- By leaving Ukraine aid out of the agreement to keep the US government operating.
- Republican opposition to the aid has been gaining pace, and the next steps are imminent.
- McCarthy put an end to a Senate package that would have sent $6 billion to Ukraine
By leaving Ukraine aid out of the agreement to keep the US government operating, President Joe Biden has reassured friends that the US will continue to provide financial support for Ukraine’s military effort. Time is limited, though, and the president issued a warning to Congress that American assistance for Ukraine cannot be suspended.
He noted that the financing bill only lasts until mid-November and claimed that there is an overwhelming sense of urgency.
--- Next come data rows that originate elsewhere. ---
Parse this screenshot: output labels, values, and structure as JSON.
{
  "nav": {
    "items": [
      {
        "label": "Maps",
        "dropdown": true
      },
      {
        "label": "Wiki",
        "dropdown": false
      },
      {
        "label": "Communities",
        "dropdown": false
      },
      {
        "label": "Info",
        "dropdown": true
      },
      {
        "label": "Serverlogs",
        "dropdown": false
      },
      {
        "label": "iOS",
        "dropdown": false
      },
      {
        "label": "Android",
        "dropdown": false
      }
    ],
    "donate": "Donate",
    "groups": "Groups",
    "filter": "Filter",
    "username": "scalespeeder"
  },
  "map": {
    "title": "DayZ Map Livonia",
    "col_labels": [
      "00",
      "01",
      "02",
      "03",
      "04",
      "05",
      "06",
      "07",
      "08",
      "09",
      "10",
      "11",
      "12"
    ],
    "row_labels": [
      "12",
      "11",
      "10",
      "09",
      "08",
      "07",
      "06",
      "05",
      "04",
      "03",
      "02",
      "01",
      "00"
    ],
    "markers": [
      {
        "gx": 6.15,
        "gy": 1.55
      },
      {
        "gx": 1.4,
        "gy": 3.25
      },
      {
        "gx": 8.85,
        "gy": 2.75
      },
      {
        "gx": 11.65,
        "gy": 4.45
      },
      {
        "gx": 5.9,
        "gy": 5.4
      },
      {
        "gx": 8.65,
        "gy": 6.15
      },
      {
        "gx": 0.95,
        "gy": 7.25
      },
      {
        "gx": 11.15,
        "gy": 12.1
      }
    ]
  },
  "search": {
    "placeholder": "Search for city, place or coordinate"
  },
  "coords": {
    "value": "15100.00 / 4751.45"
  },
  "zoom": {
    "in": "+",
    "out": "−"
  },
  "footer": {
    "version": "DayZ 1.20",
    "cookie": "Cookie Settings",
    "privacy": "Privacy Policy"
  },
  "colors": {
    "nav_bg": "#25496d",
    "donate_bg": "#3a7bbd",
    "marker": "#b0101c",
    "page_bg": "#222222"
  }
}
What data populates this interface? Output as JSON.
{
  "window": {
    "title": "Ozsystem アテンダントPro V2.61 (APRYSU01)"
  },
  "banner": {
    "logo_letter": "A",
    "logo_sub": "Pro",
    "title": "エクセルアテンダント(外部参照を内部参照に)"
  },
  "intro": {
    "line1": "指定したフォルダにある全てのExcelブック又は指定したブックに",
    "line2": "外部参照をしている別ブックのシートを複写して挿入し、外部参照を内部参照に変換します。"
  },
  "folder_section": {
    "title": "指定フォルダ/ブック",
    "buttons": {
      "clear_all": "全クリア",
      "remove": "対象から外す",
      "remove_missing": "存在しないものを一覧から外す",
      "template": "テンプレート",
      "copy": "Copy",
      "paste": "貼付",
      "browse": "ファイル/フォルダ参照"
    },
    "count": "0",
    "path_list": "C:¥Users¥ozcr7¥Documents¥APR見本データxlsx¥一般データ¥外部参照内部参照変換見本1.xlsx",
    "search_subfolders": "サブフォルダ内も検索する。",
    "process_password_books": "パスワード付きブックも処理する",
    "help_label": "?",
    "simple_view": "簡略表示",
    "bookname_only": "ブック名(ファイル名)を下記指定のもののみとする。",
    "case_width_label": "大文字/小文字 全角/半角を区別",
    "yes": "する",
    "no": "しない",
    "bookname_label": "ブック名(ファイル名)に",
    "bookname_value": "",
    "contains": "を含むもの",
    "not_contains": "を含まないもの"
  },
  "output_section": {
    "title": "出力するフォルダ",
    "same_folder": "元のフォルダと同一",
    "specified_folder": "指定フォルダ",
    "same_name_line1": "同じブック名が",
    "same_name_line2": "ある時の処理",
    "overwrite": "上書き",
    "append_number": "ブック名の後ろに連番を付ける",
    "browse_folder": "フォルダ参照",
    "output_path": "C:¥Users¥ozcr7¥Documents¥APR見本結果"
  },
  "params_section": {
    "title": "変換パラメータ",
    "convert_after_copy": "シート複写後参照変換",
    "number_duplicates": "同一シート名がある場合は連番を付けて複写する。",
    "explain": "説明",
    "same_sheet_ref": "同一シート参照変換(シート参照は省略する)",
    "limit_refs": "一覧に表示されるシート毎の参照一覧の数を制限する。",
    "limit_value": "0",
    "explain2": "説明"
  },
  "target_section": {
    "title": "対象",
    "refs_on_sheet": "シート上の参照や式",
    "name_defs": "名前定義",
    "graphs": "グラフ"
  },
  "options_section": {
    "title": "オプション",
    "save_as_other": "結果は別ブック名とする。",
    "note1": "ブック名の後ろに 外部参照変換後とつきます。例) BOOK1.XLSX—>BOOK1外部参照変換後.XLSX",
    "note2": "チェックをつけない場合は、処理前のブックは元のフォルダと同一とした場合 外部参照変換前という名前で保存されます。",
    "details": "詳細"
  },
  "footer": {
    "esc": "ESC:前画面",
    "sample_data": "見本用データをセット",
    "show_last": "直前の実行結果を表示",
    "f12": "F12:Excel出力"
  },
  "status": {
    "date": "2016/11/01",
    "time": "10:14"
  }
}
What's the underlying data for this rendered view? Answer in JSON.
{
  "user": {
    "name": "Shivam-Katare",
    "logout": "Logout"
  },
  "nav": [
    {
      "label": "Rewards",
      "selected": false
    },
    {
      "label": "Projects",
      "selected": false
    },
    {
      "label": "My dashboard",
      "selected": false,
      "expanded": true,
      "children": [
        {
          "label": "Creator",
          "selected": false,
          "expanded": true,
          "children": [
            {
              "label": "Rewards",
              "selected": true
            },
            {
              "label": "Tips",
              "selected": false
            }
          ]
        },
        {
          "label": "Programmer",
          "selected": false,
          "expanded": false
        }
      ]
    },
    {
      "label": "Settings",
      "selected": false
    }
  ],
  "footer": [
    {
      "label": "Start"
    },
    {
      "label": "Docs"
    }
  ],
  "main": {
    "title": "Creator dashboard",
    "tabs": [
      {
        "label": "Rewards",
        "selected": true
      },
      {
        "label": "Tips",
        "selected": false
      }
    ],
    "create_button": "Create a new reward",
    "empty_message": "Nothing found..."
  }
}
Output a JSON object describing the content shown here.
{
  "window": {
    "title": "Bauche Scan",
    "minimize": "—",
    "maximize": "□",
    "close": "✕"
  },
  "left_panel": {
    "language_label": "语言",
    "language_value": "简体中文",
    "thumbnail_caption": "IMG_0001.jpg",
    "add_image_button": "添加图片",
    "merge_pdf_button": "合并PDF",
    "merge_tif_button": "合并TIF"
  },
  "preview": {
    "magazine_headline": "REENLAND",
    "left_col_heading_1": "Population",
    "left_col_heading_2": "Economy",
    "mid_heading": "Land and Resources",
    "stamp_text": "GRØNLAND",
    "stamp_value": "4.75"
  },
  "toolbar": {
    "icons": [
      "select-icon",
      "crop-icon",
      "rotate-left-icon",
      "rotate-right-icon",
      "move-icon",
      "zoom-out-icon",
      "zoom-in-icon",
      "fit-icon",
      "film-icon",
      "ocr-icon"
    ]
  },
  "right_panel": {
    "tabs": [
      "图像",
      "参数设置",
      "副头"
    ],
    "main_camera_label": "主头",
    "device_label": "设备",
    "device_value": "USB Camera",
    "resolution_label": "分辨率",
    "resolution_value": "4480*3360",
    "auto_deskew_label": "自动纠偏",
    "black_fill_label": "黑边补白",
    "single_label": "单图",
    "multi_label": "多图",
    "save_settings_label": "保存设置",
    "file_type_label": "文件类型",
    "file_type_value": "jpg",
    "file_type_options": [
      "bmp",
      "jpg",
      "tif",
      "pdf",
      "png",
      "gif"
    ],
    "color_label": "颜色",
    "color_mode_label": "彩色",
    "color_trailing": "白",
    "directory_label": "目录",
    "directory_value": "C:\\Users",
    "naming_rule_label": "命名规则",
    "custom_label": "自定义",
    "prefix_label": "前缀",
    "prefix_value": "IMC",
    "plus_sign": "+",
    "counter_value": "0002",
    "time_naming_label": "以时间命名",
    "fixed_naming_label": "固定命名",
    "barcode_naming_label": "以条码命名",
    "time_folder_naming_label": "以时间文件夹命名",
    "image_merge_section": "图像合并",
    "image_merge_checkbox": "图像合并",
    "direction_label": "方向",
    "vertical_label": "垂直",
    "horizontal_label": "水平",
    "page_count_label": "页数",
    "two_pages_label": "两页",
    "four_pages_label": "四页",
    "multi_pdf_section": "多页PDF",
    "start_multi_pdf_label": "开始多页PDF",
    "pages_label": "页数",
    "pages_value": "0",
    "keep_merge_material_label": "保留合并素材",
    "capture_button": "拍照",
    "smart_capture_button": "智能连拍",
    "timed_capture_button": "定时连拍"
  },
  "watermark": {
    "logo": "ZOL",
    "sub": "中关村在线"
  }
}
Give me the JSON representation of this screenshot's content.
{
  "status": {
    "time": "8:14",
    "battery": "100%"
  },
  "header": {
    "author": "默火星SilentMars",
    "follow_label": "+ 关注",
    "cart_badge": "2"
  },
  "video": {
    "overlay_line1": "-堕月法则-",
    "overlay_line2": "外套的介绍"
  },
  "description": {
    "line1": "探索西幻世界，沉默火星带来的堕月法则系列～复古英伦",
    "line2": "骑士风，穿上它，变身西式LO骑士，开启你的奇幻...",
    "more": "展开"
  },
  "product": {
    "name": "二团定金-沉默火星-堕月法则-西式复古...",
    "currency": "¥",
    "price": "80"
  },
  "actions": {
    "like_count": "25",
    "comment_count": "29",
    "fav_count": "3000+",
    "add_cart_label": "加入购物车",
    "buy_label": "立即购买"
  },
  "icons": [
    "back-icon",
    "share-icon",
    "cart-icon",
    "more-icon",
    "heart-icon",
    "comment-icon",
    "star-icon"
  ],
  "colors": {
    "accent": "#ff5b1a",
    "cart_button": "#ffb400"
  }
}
The majority of lawmakers from both parties—Democrats and Republicans, Senate and House—support aiding Ukraine and stopping the harsh assault that Russia is imposing upon them, according to Biden, who encouraged Congress to begin aid negotiations as quickly as feasible.
However, many legislators admit that as the battle drags on, getting congressional support for Ukraine‘s help has become increasingly challenging. Given the hard-right flank’s opposition, Republican opposition to the aid has been gaining pace, and the next steps are imminent.
While House Speaker Kevin McCarthy faces a more challenging task in upholding the commitment he made against the objections of nearly half of his GOP majority, Senate Majority Leader Chuck Schumer has started a process to potentially examine legislation granting extra Ukraine help.
McCarthy put an end to a Senate package that would have sent $6 billion to Ukraine, or nearly one-third of what the White House has sought, by leaving it out of the bill to keep the government open.
House and Senate lawmakers from both parties abandoned the extra aid in favor of averting a costly government shutdown, and the stopgap bill was easily adopted by both chambers.
Currently, Biden is attempting to persuade American allies that Ukraine would receive further funding. “Look at me,” he remarked, turning to face the White House cameras.
He said he finds it hard to think that the vast majority of Democrats and Republicans in the House and Senate, who voted in favor of supporting Ukraine, will allow more people to suffer needlessly there for political gain.
One of the most glaring illustrations yet of the Republican Party’s transition toward a more isolationist position is provided by the most recent acts in Congress, which suggest a gradual change in the unflinching support that the United States has previously committed to Ukraine in its conflict with Russia.